Meet this year’s Team With A Vision

Post and map by Steph Solis

Over 65 runners entered the Visually Impaired Division of the Boston Marathon this year, according to the Boston Athletic Association. Most of them will be running as part of Team With A Vision.

Team With A Vision has been running to raise funds and awareness for blind and visually impaired individuals for 21 years. This year’s team is the largest yet.

We’re bringing in runners from all over the country, as well as some from Canada. Some are champions, others are newcomers, but they’ve all spent the last several months preparing to meet at the starting line in Hopkinton.

Below is a map highlighting the runners from Team With A Vision, including those in the Visually Impaired Division and the Open Division. Click on the link to see each runner’s bio.

Getting to the finish line as a team

Tim Paul_Edit (1)

Ed Rutkowski, runner 11618 on the left wearing sunglasses and fist-pumping, and Tim Paul, runner 16504, cross the finish line of the 2003 Boston Marathon.

This post was written by Ed Rutkowski, a 2003 sighted guide on Team With A Vision.
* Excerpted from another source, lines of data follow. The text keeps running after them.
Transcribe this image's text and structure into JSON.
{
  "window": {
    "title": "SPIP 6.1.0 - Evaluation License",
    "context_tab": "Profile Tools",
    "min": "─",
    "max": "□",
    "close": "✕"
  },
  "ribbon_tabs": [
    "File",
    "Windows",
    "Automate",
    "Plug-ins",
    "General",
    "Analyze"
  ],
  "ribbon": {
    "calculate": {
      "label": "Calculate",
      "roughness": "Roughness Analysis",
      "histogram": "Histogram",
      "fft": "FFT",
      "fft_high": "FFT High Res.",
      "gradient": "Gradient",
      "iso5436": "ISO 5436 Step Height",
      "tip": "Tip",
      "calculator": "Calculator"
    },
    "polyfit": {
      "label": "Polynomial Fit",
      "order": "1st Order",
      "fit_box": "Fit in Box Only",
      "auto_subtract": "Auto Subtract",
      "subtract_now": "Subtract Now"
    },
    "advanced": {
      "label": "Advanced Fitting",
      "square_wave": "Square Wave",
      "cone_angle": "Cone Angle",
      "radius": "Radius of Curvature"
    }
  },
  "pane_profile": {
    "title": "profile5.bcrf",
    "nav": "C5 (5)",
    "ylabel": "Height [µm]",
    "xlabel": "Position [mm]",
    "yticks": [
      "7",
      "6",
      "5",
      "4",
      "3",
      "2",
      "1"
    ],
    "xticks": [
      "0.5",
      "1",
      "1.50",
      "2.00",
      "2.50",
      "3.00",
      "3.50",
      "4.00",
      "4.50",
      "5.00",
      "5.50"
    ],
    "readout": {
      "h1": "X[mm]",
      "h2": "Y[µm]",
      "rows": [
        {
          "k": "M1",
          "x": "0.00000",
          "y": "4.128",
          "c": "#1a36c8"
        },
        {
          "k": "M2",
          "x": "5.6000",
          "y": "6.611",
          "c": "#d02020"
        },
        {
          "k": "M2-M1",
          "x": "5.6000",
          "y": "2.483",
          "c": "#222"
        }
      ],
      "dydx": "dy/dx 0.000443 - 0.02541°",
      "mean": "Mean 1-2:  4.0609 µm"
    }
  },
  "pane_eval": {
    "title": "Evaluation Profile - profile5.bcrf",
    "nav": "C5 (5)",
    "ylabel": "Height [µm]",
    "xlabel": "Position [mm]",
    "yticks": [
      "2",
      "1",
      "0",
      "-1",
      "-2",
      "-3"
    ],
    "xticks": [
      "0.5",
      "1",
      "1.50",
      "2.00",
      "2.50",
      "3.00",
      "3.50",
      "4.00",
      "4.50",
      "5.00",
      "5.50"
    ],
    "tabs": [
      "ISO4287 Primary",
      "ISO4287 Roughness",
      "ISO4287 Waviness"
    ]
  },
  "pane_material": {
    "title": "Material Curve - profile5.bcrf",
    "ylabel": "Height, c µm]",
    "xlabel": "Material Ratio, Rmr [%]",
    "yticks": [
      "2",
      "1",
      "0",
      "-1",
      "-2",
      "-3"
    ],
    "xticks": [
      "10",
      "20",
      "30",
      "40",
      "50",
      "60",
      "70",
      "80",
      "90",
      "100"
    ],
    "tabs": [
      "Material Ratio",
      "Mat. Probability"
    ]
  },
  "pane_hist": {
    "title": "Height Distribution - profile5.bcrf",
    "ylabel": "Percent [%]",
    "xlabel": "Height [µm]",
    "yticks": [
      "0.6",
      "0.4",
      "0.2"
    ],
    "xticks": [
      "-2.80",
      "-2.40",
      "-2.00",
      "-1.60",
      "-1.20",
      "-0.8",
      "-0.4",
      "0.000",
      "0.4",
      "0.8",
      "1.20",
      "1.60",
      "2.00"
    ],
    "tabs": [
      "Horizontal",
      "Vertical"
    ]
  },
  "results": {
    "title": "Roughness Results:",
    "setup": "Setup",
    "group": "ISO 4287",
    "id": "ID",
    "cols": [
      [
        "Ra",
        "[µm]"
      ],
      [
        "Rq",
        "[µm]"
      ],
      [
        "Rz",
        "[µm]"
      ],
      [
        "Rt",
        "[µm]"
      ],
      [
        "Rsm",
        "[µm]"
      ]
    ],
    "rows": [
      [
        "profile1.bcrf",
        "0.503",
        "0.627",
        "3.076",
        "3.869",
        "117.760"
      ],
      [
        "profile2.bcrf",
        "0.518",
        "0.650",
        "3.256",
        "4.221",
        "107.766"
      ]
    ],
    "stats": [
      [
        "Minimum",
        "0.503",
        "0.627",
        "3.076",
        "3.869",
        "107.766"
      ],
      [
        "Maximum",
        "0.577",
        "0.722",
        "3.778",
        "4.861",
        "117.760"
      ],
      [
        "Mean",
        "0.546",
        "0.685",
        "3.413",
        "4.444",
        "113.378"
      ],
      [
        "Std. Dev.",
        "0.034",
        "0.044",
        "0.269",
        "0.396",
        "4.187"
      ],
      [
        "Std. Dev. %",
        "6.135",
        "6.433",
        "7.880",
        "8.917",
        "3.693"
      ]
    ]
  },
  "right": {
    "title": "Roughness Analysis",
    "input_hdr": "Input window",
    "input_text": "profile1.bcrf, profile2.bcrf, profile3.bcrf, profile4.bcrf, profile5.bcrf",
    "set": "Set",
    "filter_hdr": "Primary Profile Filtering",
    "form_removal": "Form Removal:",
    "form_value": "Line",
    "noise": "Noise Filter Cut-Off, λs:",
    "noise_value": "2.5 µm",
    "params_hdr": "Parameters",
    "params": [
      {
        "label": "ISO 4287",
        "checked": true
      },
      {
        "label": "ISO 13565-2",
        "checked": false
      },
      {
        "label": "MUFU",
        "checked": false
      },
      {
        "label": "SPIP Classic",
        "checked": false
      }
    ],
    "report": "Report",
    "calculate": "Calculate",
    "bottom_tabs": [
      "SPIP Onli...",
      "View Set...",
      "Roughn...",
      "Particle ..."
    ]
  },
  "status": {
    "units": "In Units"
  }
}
For me, running a marathon was an improbable undertaking. I didn’t expect I’d be running the Boston Marathon, much less after getting knee surgery and experiencing some vision loss. However, I eventually became a running guide for Team With A Vision in 2003.

I had already run the Boston Marathon when I came across a short newspaper article about Barbara Lischinsky, a blind woman who was running the marathon as part of Team With A Vision. Having undergoing retina repairs and cataract surgery in both eyes, I decided I would direct my running efforts at charities like MABVI. This inspired my Boston qualification run at Disney in January 2003, after which I received an invitation to be a running guide. Even more special, I learned that my partner would be Tim Paul, a 1976 graduate of Lyons Township High School in Illionis where I had graduated 10 years before!

I first met Tim on the Saturday before the race. We looped the shoestring between our fingers and went on a five-mile run.  Although this was my very first experience as a guide, Tim and I immediately fell into an easy rhythm and I quickly learned how to use the tether for direction— slack for left and tension for right. I have no explanation as to why guiding Tim with that simple shoestring, which I had never been introduced to until that first day, became almost immediately second nature to me.

I had few expectations, other than knowing that it would be Tim’s race and that I was there simply to facilitate it being the best race he could run. Tim adjusted to the course and his fatigue and then I adjusted to Tim. From that run, I recognized that finishing would be a challenge for Tim and me, but he seemed very confident and determined.

While I was constantly talking and encouraging Tim throughout the race, he said only one sentence to me over those final miles: “Only wimps walk.”  Indeed I guided Tim around numerous walkers.  Tim was pleased with his time at Boston.  And, for me, that was all that counted.

The day after the race, I had breakfast with Tim and four other visually impaired folks at the Sonesta Hotel in Cambridge where we stayed. That breakfast that was almost as memorable as the race itself. I was the only sighted individual at the table, so I read off the menu. Having two young daughters, that was not the first time I had done this, but I never had to repeat a thing. Everyone ordered from my first reading. Tim, who sat next to me, dropped his fork during the meal. I got up and retrieved a clean one from another table and told everyone what I was doing. A few minutes later, Tim dropped his folk again. I got up, retrieved another fork and told Tim that if he dropped this one that he was going to have to get on the floor and find it himself. That brought out a big laugh from everyone, including Tim.  Before that weekend, I would have never thought to joke with a blind person like that.

That marathon was the slowest of five Boston runs, but it was also the most rewarding. My years of running have ended, but my memories of TWAV will last forever. Indeed TWAV proved itself to be Boston Strong well before it became a universal saying.